Perhaps it's the soggy, dijonnaise-soaked tomatoes of my primary school days that haunt me. Piping hot, straight out of the sandwich toaster and topped with enough ground pepper to make your eyes water. 

Never would I ever reach for a tomato of my own volition. 

It took trauma of a different kind for tomatoes to move into the front seat. As I lost my leading man there was an opening for a new kind, and somehow it's tomatoes that pulled into first place.

In the wake of heartbreak, it was those pops of red that kept me crunching. When I could barely stomach the thought of food, let alone something healthy, somehow it was the humble tomato I reached for time and time again. Like Christmas lights in my crisper, tomatoes have been a beacon of hope in my barren fridge, and given me my happiest food memories of the year. 

Read on for the six times tomatoes brought me back to life. Or rather, brought a smile to my face in a year where it didn't feel like there was much to grin about. 


1. Lovingly loaded bruschetta hand-delivered by a friend two days after a breakup. Diced truss mixed with finely chopped garlic and red onion. Garnished with basil and served on toasted sourdough. Eaten on the floor of my apartment between meetings while working from home. Breathing in aromats with tears sliding down my thighs. 

2. Sautéed tomatoes made on my tiny stove on a quiet night at home. Hot oil, sliced garlic and chilli flakes conjure an arresting perfume. Grape tomatoes are squeezed over the pan to expel juices, then dropped in and left to soften while the pasta cooks. Pasta goes in - al dente - and mixes with the sauce and starchy pasta water, wrist flicking the pan to make the ingredients jump. Piled on a plate, topped with parmesan, pepper, salt and basil and eaten on the couch with Succession playing in the background.

3. A Caprese salad at a potluck Christmas lunch. Solanato toms meticulously layered with bocconcini and basil. Topped with flaky salt and a drizzle of extra virgin olive oil. Everyone goes straight for this dish, so guests only gets a few pieces. I'm careful to ensure every ingredient is present in each mouthful, bringing out the flavours of the others. A mouthful of Italy. 

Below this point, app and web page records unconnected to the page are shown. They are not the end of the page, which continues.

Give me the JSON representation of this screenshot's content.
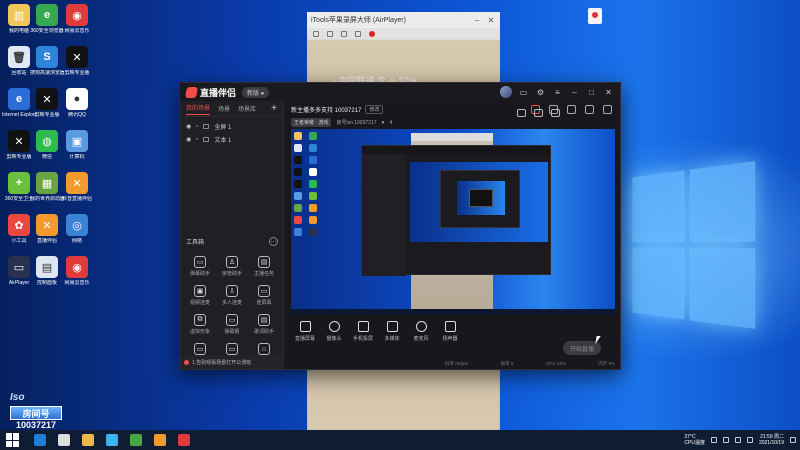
{
  "airplayer": {
    "title": "iTools苹果录屏大师 (AirPlayer)",
    "phone_status": "‹  中国联通  令    ◎ 97%"
  },
  "app": {
    "logo": "直播伴侣",
    "version": "新版 ●",
    "tabs": [
      "我的场景",
      "场景",
      "场景库"
    ],
    "add_label": "+",
    "scenes": [
      "全屏 1",
      "文本 1"
    ],
    "tools_title": "工具箱",
    "tools": [
      {
        "label": "弹幕助手",
        "icon": "▭"
      },
      {
        "label": "房管助手",
        "icon": "♙"
      },
      {
        "label": "主播任务",
        "icon": "▤"
      },
      {
        "label": "视频连麦",
        "icon": "▣"
      },
      {
        "label": "多人连麦",
        "icon": "⇩"
      },
      {
        "label": "连屏幕",
        "icon": "▭"
      },
      {
        "label": "虚拟形象",
        "icon": "⧉"
      },
      {
        "label": "弹幕姬",
        "icon": "▭"
      },
      {
        "label": "歌词助手",
        "icon": "▤"
      },
      {
        "label": "",
        "icon": "▭"
      },
      {
        "label": "",
        "icon": "▭"
      },
      {
        "label": "",
        "icon": "⌂"
      }
    ],
    "notice": "1.告别观看场景打开公测班",
    "room_title": "新主播多多支持 10037217",
    "edit_label": "修改",
    "category": "王者荣耀 · 游戏",
    "room_meta": "房号isn   10037217",
    "likes": "4",
    "controls": [
      {
        "label": "直播屏幕",
        "round": false
      },
      {
        "label": "摄像头",
        "round": true
      },
      {
        "label": "手机投屏",
        "round": false
      },
      {
        "label": "多媒体",
        "round": false
      },
      {
        "label": "麦克风",
        "round": true
      },
      {
        "label": "扬声器",
        "round": false
      }
    ],
    "start_button": "开始直播",
    "status": [
      "码率 0Kbps",
      "帧率 0",
      "CPU 14%",
      "内存 9%"
    ]
  },
  "desktop": {
    "icons": [
      {
        "label": "我的电脑",
        "color": "#f1c75b",
        "glyph": "▥"
      },
      {
        "label": "360安全浏览器",
        "color": "#36a852",
        "glyph": "e"
      },
      {
        "label": "网易云音乐",
        "color": "#e03b3b",
        "glyph": "◉"
      },
      {
        "label": "回收站",
        "color": "#dfe8f4",
        "glyph": "🗑"
      },
      {
        "label": "搜狗高速浏览器",
        "color": "#2d84d8",
        "glyph": "S"
      },
      {
        "label": "剪映专业版",
        "color": "#111111",
        "glyph": "✕"
      },
      {
        "label": "Internet Explorer",
        "color": "#2b6cd8",
        "glyph": "e"
      },
      {
        "label": "剪映专业版",
        "color": "#111111",
        "glyph": "✕"
      },
      {
        "label": "腾讯QQ",
        "color": "#ffffff",
        "glyph": "●"
      },
      {
        "label": "剪映专业版",
        "color": "#111111",
        "glyph": "✕"
      },
      {
        "label": "微信",
        "color": "#2dbb4d",
        "glyph": "◍"
      },
      {
        "label": "计算机",
        "color": "#5a9be0",
        "glyph": "▣"
      },
      {
        "label": "360安全卫士",
        "color": "#6abf3b",
        "glyph": "+"
      },
      {
        "label": "我的世界启动器",
        "color": "#6aa341",
        "glyph": "▦"
      },
      {
        "label": "抖音直播伴侣",
        "color": "#f29a2e",
        "glyph": "✕"
      },
      {
        "label": "小工具",
        "color": "#e9473f",
        "glyph": "✿"
      },
      {
        "label": "直播伴侣",
        "color": "#f29a2e",
        "glyph": "✕"
      },
      {
        "label": "网络",
        "color": "#3b82d9",
        "glyph": "◎"
      },
      {
        "label": "AirPlayer",
        "color": "#2a3050",
        "glyph": "▭"
      },
      {
        "label": "控制面板",
        "color": "#dde6f2",
        "glyph": "▤"
      },
      {
        "label": "网易云音乐",
        "color": "#e03b3b",
        "glyph": "◉"
      }
    ],
    "badge_top": "Iso",
    "badge_mid": "房间号",
    "badge_num": "10037217"
  },
  "taskbar": {
    "apps": [
      "#1e7fd8",
      "#dddddd",
      "#f0b84a",
      "#3bb3f0",
      "#46a843",
      "#f29a2e",
      "#e03b3b"
    ],
    "weather_temp": "37°C",
    "weather_desc": "CPU温度",
    "time": "21:59 周二",
    "date": "2021/10/19"
  }
}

4. Cherry tomatoes, Castello brie and a loaf of tiger bread, eaten alone on the beach in the evening after work. A self picnic of torn bread, pulled in half and stuffed with a chunk of cheese and a tomato. Washed down with San Pellegrino and a dip in the sea. 

5. Paenzanella made for friends at a dinner party at home. Heirloom tomatoes cut in half or quarters, shallots thinly sliced, a handful of basil and parsley, oven-roasted chunks of sourdough, a burrata crowning the pile. Olive oil and balsamic vinegar drizzled all over. Served with large bamboo servers and eaten around the dinner table with candles alight, wine poured, and my very best friends. 

6. A homegrown mini Roma tomato, carried by my mum to the beach house in a zip-lock bag. Still on the vine. Sliced in half on the kitchen bench and topped with a grind of salt. Plopped on my tongue and squirting around my mouth as I sink my molars in. 

In other words, let my ignorance guide you towards the tomato-soaked promise land. It’s a destination you don’t want to miss.